### Your task
Copy each line from the data that has the word "mention" in it.

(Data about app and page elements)

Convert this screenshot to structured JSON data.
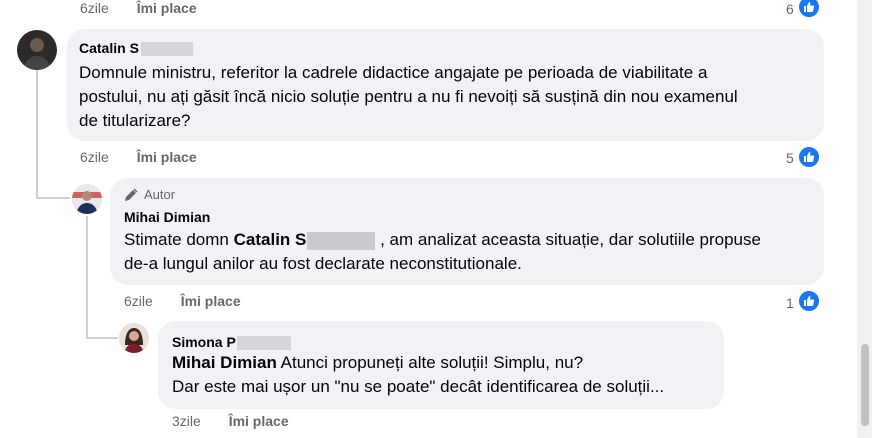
{
  "top_action": {
    "time": "6zile",
    "like": "Îmi place",
    "count": "6"
  },
  "comment1": {
    "author": "Catalin S",
    "text_lines": [
      "Domnule ministru, referitor la cadrele didactice angajate pe perioada de viabilitate a",
      "postului, nu ați găsit încă nicio soluție pentru a nu fi nevoiți să susțină din nou examenul",
      "de titularizare?"
    ],
    "time": "6zile",
    "like": "Îmi place",
    "count": "5"
  },
  "reply1": {
    "badge": "Autor",
    "author": "Mihai Dimian",
    "text_pre": "Stimate domn",
    "mention": "Catalin S",
    "text_post": ", am analizat aceasta situație, dar solutiile propuse",
    "text_line2": "de-a lungul anilor au fost declarate neconstitutionale.",
    "time": "6zile",
    "like": "Îmi place",
    "count": "1"
  },
  "reply2": {
    "author": "Simona P",
    "mention": "Mihai Dimian",
    "text_line1": "Atunci propuneți alte soluții! Simplu, nu?",
    "text_line2": "Dar este mai ușor un \"nu se poate\" decât identificarea de soluții...",
    "time": "3zile",
    "like": "Îmi place"
  },
  "colors": {
    "like_blue": "#1877f2",
    "bubble": "#f0f2f5",
    "meta": "#65676b"
  },
  "icons": [
    "thumbs-up-icon",
    "pencil-icon"
  ]
}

### Response
    "mention": "Catalin S",
    "mention": "Mihai Dimian",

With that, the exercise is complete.